This comes following estimations from UK flour millers last week that the milling wheat harvest could be down by as much as 40%, with warnings this could lead to bread price rises.

“We went through the winter with virtually nothing viable drilled, and while it’s now dry enough to plant some fields, some of them are so bad I don’t think they’ll get drilled this year,” said Colin Chappel, an larable farmer from Lincolnshire. “The situation is very hit and miss.”

Last week, Tim O’Malley, group MD of major supplier and grower Nationwide Produce, warned that challenges posed by the weather were likely to lead to continued availability issues for veg, higher than normal levels of imports and increased prices.

The wet weather is also hampering the planting of spring crops like barley, which may lead to higher costs for brewers and distillers, and ultimately higher beer prices.
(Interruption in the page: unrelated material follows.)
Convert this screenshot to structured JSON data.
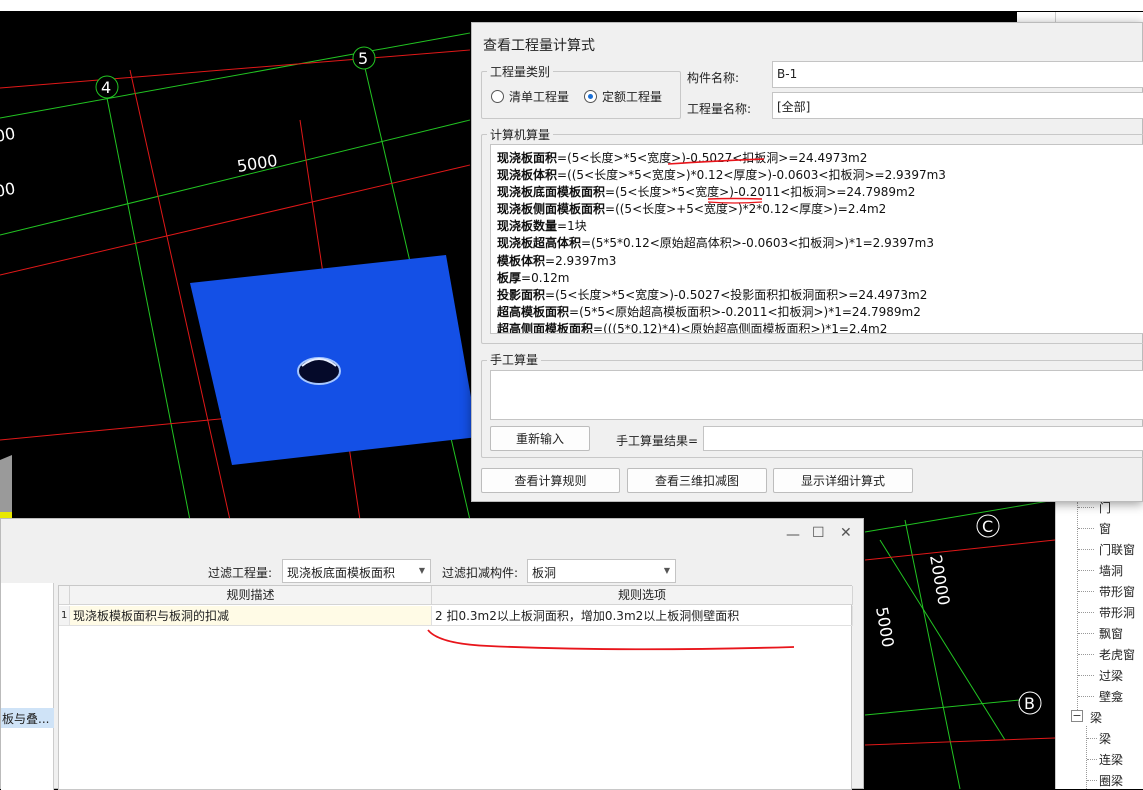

“To withstand the wetter winters that will come from climate change, farmers need more support,” said Lancaster. “The government’s green farming schemes are vital to this, helping farmers to invest in their soils to allow them to recover faster from both floods and droughts.”